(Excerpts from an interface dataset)
====

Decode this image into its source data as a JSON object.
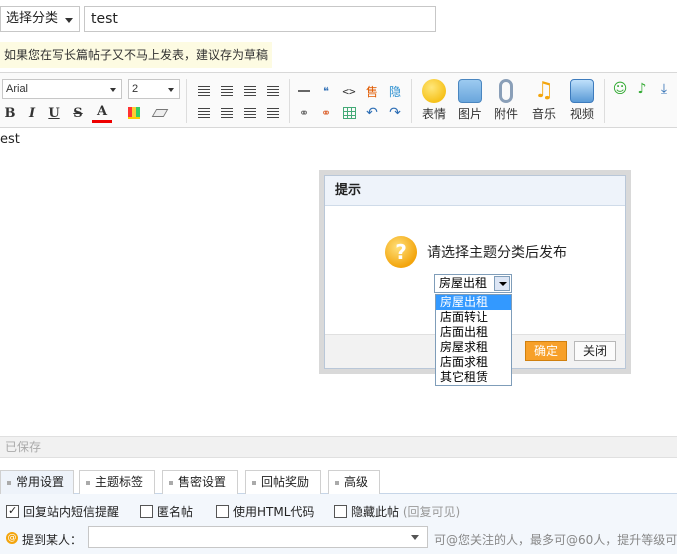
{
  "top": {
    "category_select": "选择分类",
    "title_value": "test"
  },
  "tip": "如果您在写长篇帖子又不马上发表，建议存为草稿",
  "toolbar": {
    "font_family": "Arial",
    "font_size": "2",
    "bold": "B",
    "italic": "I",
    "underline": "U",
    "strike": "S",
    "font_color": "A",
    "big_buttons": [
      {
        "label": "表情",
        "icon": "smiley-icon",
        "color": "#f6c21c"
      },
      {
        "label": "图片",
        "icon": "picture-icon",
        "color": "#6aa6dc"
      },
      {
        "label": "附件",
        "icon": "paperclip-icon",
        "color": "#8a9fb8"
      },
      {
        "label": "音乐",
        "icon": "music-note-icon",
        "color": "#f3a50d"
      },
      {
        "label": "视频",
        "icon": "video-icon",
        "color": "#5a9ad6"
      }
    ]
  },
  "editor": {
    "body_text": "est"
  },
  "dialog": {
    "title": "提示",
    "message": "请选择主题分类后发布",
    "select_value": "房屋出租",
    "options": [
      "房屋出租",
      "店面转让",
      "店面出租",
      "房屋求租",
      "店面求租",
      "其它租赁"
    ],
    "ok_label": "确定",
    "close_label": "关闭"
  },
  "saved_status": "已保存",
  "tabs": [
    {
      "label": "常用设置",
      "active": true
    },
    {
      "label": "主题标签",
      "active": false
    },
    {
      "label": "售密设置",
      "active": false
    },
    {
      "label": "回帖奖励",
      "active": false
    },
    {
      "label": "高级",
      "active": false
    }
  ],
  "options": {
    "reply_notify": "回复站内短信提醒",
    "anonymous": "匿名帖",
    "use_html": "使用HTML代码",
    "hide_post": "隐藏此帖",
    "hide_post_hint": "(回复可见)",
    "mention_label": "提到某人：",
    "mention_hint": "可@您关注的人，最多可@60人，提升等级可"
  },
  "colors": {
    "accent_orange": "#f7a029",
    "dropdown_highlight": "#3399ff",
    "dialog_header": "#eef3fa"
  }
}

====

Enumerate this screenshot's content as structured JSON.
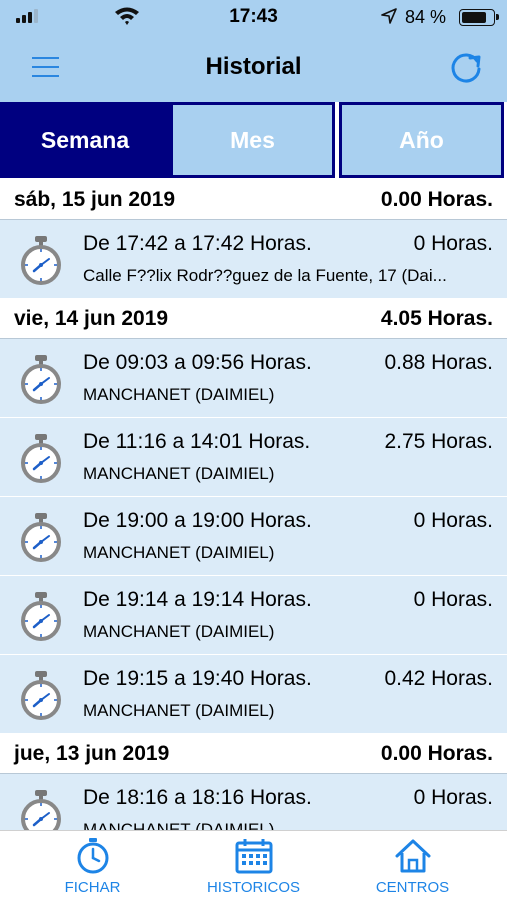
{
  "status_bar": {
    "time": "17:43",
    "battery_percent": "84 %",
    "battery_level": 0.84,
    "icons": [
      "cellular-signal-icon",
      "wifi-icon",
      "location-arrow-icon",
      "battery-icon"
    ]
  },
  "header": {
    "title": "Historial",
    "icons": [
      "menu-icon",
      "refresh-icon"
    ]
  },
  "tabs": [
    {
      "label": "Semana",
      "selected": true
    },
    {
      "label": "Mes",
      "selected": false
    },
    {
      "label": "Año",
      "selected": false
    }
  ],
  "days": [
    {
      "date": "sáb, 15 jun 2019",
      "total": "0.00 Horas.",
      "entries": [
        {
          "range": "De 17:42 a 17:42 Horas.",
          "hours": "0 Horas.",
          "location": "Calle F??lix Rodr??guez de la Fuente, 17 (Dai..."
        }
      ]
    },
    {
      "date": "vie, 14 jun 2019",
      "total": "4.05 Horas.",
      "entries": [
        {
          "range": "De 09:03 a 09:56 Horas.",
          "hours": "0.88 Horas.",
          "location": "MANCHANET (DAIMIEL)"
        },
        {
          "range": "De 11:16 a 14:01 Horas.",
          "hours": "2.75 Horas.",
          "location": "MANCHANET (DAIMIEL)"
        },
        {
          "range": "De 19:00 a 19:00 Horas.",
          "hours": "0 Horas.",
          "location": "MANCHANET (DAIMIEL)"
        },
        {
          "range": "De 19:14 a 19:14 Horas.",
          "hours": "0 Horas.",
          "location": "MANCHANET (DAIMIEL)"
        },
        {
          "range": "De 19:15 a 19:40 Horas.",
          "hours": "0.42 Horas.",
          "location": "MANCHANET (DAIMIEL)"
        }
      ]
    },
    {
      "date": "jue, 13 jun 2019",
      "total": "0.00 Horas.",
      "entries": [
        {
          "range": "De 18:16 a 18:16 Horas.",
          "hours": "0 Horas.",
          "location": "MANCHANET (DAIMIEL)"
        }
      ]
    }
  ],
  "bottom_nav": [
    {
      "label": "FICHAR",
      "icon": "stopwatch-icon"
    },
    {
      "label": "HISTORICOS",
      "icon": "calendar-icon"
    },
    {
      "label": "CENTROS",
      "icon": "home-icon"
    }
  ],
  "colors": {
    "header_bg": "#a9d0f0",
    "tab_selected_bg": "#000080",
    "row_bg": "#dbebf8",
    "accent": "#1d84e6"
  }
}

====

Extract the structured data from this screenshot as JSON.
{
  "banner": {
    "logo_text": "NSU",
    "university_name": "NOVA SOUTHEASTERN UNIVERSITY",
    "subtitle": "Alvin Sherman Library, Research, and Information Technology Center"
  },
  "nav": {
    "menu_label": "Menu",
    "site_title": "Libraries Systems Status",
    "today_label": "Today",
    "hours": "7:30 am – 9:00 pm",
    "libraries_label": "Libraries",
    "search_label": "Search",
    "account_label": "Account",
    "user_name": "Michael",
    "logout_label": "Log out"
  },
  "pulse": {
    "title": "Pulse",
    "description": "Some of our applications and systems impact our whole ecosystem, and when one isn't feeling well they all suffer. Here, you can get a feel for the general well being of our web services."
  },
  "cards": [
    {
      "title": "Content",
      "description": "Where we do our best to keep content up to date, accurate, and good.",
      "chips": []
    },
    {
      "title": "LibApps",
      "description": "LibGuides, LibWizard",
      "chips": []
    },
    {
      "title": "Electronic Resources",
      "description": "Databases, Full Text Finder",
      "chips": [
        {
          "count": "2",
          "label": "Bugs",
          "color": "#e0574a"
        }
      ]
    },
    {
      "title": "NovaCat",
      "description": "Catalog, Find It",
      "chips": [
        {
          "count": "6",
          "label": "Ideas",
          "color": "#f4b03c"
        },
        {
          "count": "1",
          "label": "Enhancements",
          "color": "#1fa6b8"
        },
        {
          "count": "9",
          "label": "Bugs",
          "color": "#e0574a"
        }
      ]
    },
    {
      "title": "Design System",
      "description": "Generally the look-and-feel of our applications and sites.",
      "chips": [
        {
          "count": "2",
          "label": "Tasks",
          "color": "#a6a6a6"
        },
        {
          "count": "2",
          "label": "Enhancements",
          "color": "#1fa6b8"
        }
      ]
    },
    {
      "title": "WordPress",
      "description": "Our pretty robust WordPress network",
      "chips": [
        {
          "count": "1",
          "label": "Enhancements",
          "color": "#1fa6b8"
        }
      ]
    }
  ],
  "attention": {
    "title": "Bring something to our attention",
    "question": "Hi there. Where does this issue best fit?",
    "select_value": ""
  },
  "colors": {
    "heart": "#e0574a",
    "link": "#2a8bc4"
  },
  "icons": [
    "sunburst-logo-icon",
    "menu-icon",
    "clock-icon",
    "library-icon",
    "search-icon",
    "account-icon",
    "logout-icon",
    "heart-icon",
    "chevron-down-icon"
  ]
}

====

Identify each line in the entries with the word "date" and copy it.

◆ THE COMPLETED TASK
      "date": "sáb, 15 jun 2019",
      "date": "vie, 14 jun 2019",
      "date": "jue, 13 jun 2019",
      "description": "Where we do our best to keep content up to date, accurate, and good.",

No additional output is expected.